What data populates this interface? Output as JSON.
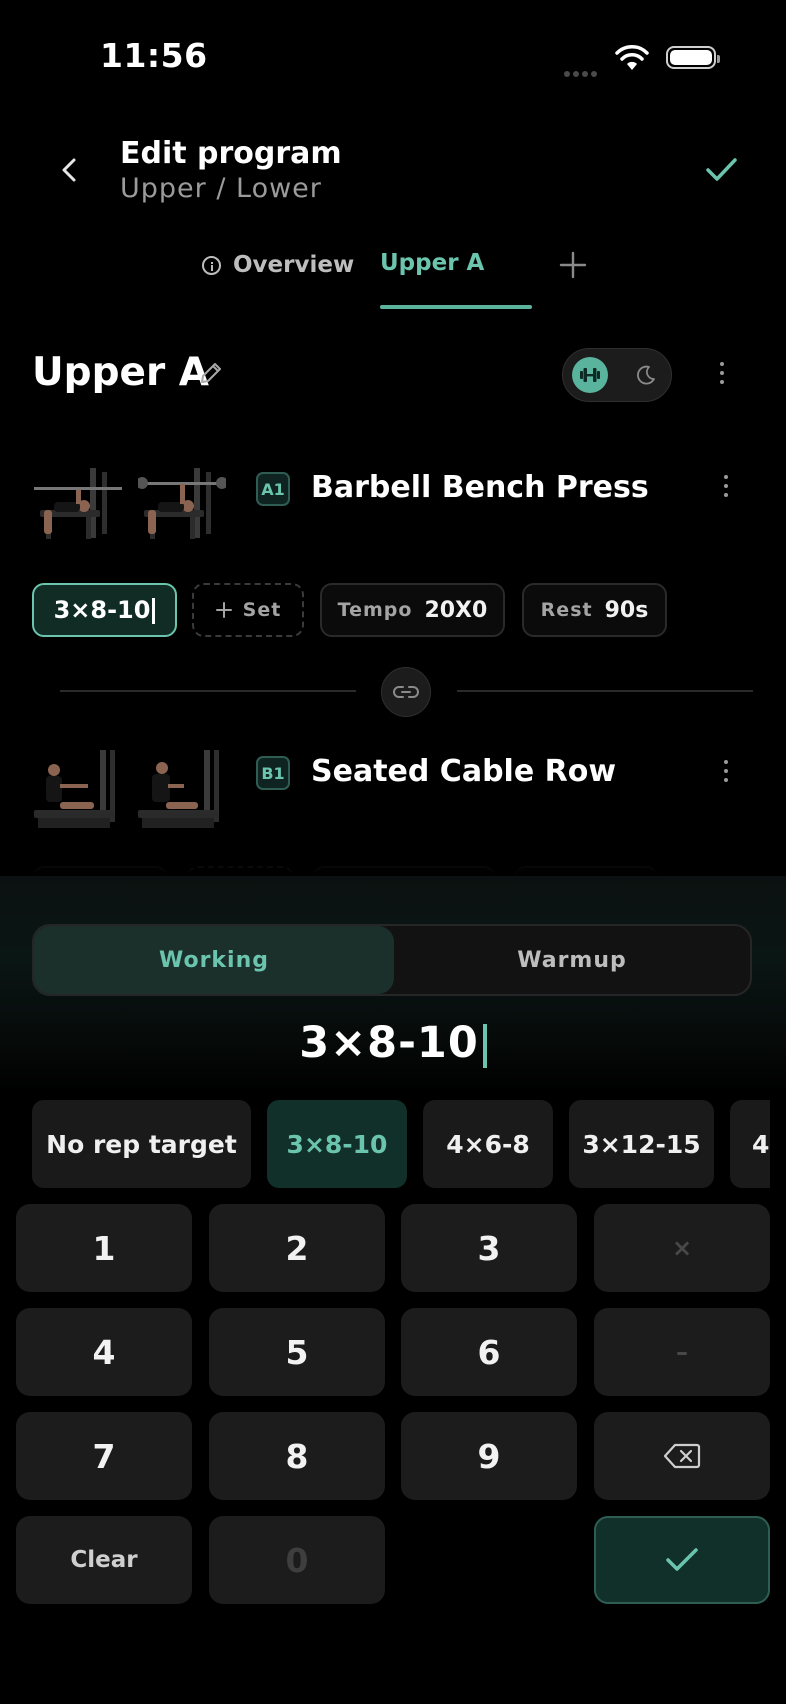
{
  "status": {
    "time": "11:56"
  },
  "header": {
    "title": "Edit program",
    "subtitle": "Upper / Lower"
  },
  "tabs": [
    {
      "label": "Overview",
      "active": false
    },
    {
      "label": "Upper A",
      "active": true
    }
  ],
  "section": {
    "title": "Upper A"
  },
  "exercises": [
    {
      "badge": "A1",
      "name": "Barbell Bench Press",
      "chips": {
        "sets": "3×8-10",
        "add_set": "Set",
        "tempo_key": "Tempo",
        "tempo_val": "20X0",
        "rest_key": "Rest",
        "rest_val": "90s"
      }
    },
    {
      "badge": "B1",
      "name": "Seated Cable Row"
    }
  ],
  "keyboard": {
    "segments": {
      "working": "Working",
      "warmup": "Warmup",
      "selected": "Working"
    },
    "value": "3×8-10",
    "presets": [
      "No rep target",
      "3×8-10",
      "4×6-8",
      "3×12-15",
      "4"
    ],
    "selected_preset": "3×8-10",
    "keys": {
      "k1": "1",
      "k2": "2",
      "k3": "3",
      "times": "×",
      "k4": "4",
      "k5": "5",
      "k6": "6",
      "dash": "–",
      "k7": "7",
      "k8": "8",
      "k9": "9",
      "clear": "Clear",
      "k0": "0"
    }
  },
  "colors": {
    "accent": "#6bc4ad",
    "accent_dark": "#12302a",
    "background": "#000000",
    "surface": "#1c1c1c"
  }
}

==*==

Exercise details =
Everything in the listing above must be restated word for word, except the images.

Result of this task =
What data populates this interface? Output as JSON.
{
  "status": {
    "time": "11:56"
  },
  "header": {
    "title": "Edit program",
    "subtitle": "Upper / Lower"
  },
  "tabs": [
    {
      "label": "Overview",
      "active": false
    },
    {
      "label": "Upper A",
      "active": true
    }
  ],
  "section": {
    "title": "Upper A"
  },
  "exercises": [
    {
      "badge": "A1",
      "name": "Barbell Bench Press",
      "chips": {
        "sets": "3×8-10",
        "add_set": "Set",
        "tempo_key": "Tempo",
        "tempo_val": "20X0",
        "rest_key": "Rest",
        "rest_val": "90s"
      }
    },
    {
      "badge": "B1",
      "name": "Seated Cable Row"
    }
  ],
  "keyboard": {
    "segments": {
      "working": "Working",
      "warmup": "Warmup",
      "selected": "Working"
    },
    "value": "3×8-10",
    "presets": [
      "No rep target",
      "3×8-10",
      "4×6-8",
      "3×12-15",
      "4"
    ],
    "selected_preset": "3×8-10",
    "keys": {
      "k1": "1",
      "k2": "2",
      "k3": "3",
      "times": "×",
      "k4": "4",
      "k5": "5",
      "k6": "6",
      "dash": "–",
      "k7": "7",
      "k8": "8",
      "k9": "9",
      "clear": "Clear",
      "k0": "0"
    }
  },
  "colors": {
    "accent": "#6bc4ad",
    "accent_dark": "#12302a",
    "background": "#000000",
    "surface": "#1c1c1c"
  }
}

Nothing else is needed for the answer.